### YOUR TASK
Copy out every line of the data that has the word "JSON" somewhere in it.
═══ DATASET EXTRACT
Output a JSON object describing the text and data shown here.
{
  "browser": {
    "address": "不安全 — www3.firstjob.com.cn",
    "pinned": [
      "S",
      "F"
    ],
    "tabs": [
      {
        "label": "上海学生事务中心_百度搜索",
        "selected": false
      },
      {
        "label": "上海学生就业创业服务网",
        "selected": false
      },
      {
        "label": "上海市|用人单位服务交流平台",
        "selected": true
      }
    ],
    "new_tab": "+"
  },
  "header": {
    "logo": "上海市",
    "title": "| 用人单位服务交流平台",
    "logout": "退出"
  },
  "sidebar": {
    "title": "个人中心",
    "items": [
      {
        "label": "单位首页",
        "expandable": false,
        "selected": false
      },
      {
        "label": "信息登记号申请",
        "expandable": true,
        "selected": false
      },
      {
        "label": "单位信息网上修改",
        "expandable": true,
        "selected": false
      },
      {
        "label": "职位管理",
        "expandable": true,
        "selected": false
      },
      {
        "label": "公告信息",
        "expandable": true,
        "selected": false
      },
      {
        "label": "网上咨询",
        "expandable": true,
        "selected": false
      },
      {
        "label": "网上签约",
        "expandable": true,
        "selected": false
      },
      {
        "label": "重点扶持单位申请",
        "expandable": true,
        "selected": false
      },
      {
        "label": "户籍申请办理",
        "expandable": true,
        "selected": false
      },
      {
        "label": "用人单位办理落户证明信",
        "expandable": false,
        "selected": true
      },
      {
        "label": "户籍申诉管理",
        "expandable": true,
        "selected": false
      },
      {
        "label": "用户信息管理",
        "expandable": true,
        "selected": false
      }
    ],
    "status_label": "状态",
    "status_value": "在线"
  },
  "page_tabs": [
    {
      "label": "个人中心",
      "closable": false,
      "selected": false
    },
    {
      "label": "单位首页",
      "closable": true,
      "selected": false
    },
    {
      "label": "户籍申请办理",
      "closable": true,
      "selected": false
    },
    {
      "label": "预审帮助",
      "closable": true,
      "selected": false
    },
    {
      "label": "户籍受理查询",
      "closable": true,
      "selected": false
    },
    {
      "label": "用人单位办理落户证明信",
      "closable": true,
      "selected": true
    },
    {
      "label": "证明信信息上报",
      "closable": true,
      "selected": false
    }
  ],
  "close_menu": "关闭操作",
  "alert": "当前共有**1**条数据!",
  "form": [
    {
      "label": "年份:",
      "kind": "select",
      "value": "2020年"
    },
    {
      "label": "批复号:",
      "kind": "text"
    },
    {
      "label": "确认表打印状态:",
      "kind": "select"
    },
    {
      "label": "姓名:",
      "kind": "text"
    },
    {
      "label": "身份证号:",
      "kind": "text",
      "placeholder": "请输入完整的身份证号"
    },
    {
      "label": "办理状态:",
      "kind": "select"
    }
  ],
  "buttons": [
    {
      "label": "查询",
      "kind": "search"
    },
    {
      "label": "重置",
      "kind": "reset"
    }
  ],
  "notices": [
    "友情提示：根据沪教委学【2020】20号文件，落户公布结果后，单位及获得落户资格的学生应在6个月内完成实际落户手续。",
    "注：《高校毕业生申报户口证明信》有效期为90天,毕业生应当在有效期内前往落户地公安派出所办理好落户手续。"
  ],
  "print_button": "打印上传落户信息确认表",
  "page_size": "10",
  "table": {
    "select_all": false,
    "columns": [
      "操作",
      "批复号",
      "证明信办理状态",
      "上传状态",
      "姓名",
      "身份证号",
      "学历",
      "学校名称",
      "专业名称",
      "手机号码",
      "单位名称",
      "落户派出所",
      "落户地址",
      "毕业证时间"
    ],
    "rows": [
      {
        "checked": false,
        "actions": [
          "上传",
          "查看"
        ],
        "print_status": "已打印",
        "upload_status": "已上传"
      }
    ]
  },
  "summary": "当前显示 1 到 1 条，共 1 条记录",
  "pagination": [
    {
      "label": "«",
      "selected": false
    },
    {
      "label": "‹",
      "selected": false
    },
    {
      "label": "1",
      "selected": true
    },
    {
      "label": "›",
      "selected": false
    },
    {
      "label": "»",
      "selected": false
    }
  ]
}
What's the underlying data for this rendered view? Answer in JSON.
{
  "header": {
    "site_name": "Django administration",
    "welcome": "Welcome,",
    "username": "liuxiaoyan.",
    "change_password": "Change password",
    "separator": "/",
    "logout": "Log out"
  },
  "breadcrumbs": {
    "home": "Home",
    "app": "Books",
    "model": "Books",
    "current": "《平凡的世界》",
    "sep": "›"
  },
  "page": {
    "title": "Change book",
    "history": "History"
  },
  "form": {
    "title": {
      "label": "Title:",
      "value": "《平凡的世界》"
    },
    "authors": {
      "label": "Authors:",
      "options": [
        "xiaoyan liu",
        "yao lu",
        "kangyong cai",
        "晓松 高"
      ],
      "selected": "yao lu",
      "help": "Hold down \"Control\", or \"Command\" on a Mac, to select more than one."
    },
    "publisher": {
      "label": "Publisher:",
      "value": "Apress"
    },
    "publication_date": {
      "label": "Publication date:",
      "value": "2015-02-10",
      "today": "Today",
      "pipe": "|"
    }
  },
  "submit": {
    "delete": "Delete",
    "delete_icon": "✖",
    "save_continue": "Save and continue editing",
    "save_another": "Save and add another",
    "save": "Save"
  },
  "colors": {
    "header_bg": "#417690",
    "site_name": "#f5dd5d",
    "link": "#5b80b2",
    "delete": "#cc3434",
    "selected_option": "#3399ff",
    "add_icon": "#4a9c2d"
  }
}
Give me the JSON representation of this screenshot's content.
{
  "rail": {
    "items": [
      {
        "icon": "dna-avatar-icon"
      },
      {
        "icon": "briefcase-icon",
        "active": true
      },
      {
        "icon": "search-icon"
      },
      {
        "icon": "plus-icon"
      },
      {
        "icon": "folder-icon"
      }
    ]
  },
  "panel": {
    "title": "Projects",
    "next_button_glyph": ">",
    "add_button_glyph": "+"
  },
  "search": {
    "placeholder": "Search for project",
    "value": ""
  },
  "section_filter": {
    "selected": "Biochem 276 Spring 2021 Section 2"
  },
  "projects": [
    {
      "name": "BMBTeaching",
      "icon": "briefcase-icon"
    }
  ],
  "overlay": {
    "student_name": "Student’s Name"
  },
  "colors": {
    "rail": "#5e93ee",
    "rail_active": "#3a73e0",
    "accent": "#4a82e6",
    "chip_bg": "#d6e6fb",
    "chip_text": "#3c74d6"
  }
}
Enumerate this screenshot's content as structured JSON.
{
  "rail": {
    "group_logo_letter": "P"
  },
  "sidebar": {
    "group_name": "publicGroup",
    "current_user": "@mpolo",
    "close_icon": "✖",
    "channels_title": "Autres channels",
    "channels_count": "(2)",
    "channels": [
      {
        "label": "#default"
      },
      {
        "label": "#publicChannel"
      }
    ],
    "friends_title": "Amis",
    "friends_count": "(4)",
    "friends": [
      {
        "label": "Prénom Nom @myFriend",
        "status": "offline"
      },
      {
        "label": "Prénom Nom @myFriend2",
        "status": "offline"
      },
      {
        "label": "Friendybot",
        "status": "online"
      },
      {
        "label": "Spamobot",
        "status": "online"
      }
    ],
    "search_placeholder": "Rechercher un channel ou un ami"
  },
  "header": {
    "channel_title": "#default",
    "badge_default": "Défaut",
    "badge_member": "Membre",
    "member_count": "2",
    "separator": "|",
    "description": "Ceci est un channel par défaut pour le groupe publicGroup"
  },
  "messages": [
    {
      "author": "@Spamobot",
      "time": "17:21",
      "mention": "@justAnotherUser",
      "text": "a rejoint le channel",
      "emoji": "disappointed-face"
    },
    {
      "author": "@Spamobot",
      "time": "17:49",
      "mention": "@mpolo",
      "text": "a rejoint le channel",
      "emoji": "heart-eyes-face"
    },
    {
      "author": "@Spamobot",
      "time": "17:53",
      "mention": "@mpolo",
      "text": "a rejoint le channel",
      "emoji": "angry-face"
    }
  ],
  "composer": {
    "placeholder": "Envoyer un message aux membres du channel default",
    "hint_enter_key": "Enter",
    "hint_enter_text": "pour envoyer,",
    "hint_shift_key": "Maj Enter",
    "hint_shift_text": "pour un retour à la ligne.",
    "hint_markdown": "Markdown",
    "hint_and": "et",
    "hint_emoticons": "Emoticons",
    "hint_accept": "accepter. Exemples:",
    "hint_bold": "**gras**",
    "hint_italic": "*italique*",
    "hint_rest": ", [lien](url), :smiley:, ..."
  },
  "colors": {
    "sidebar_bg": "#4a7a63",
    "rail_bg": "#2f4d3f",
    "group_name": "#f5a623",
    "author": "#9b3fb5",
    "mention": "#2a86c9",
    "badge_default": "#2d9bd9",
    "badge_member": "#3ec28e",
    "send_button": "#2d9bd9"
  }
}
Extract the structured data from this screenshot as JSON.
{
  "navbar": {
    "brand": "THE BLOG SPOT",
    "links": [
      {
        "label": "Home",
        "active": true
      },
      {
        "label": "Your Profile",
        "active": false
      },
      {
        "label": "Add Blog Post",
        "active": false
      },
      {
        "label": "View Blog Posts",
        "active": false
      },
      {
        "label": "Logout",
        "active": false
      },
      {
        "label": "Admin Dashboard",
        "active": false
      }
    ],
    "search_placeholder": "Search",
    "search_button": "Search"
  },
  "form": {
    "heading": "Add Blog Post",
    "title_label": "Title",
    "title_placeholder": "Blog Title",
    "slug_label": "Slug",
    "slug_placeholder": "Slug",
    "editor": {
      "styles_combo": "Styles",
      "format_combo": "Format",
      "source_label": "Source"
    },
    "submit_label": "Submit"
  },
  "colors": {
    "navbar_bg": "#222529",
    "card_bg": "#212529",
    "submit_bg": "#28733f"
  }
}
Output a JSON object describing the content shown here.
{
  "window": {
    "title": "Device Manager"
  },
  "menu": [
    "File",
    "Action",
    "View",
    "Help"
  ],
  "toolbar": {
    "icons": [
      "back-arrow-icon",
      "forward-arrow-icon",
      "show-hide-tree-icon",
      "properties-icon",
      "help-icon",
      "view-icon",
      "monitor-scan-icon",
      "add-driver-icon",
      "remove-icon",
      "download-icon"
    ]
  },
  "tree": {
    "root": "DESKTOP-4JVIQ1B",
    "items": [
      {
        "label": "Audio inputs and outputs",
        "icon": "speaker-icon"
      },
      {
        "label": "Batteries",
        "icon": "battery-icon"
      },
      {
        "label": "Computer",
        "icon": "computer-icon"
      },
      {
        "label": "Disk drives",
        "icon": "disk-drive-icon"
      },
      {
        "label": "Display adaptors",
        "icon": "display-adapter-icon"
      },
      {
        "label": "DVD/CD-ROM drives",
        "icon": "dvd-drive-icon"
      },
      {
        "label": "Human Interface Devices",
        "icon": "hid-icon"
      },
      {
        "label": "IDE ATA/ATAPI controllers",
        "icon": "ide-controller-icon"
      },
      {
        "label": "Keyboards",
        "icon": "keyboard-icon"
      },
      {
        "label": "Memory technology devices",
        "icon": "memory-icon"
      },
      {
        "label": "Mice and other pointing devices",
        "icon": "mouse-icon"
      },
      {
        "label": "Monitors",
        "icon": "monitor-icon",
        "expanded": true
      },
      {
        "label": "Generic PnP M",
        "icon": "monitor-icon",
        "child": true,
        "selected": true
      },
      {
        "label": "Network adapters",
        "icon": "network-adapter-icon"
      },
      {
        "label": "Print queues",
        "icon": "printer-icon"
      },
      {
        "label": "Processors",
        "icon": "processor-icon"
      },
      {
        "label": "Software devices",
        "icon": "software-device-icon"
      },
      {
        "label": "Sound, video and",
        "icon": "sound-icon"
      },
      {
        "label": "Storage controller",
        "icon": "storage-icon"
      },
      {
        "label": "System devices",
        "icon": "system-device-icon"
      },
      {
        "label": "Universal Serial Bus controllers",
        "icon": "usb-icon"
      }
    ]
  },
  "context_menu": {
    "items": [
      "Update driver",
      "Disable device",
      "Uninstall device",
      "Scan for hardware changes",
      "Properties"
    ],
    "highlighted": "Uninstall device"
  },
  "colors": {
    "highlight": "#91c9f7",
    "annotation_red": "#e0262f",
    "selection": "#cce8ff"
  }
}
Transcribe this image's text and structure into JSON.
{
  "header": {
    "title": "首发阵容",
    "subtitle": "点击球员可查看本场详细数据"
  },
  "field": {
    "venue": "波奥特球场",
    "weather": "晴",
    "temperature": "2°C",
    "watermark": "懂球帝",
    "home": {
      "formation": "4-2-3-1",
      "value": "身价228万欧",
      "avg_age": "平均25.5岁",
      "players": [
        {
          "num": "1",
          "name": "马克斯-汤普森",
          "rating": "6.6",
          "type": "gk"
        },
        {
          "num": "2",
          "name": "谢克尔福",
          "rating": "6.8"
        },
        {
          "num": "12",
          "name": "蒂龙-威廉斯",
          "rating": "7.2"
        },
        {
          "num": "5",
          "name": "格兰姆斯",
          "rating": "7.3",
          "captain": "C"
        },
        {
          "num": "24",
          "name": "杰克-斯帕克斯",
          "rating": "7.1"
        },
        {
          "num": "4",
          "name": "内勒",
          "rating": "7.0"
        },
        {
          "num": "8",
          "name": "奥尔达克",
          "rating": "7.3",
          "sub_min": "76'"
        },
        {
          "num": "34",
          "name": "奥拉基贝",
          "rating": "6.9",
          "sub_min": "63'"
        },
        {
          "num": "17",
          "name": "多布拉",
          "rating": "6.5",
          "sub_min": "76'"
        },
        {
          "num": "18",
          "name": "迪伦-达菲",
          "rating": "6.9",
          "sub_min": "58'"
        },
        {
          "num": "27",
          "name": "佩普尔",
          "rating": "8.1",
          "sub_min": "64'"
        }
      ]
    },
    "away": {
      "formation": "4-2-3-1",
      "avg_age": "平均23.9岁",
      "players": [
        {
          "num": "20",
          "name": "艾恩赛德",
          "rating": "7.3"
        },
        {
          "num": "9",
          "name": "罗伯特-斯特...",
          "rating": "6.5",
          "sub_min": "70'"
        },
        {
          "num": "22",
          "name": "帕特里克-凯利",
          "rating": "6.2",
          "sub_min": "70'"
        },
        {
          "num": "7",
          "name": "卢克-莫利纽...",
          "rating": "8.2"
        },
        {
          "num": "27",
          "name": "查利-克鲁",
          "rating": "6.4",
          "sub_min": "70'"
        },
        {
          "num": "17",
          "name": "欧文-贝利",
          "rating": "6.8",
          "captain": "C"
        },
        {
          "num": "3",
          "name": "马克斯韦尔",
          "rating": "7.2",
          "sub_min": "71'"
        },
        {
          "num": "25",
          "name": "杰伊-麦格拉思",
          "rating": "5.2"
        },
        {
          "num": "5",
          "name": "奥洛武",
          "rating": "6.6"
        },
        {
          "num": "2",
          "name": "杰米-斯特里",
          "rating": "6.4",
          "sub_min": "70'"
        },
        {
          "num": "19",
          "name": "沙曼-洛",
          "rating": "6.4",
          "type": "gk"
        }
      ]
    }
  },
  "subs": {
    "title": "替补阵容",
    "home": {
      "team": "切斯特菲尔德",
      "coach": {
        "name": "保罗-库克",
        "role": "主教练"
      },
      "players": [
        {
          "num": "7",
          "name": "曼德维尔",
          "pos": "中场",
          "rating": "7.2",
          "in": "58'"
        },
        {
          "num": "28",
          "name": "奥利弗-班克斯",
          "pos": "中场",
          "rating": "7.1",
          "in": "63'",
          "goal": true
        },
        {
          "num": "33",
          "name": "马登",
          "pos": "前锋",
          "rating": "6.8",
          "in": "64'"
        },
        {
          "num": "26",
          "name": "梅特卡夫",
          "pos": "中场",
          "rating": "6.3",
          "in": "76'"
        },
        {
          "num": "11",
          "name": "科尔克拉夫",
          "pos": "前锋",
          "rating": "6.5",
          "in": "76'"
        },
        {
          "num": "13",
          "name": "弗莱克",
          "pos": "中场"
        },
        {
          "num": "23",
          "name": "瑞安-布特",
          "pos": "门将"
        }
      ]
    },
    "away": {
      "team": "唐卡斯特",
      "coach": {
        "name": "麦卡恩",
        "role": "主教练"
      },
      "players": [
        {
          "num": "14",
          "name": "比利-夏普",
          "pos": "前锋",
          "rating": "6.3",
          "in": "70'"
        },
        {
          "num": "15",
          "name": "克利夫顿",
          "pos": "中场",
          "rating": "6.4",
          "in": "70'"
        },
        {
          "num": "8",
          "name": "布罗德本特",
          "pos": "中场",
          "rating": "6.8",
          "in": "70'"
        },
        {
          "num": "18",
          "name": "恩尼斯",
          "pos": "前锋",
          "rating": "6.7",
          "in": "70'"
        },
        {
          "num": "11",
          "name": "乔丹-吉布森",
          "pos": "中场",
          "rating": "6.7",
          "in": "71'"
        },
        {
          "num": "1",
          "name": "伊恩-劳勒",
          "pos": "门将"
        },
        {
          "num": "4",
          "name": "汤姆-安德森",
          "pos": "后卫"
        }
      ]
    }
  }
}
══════
### FINISHED EXERCISE
Output a JSON object describing the text and data shown here.
What's the underlying data for this rendered view? Answer in JSON.
Give me the JSON representation of this screenshot's content.
Enumerate this screenshot's content as structured JSON.
Extract the structured data from this screenshot as JSON.
Output a JSON object describing the content shown here.
Transcribe this image's text and structure into JSON.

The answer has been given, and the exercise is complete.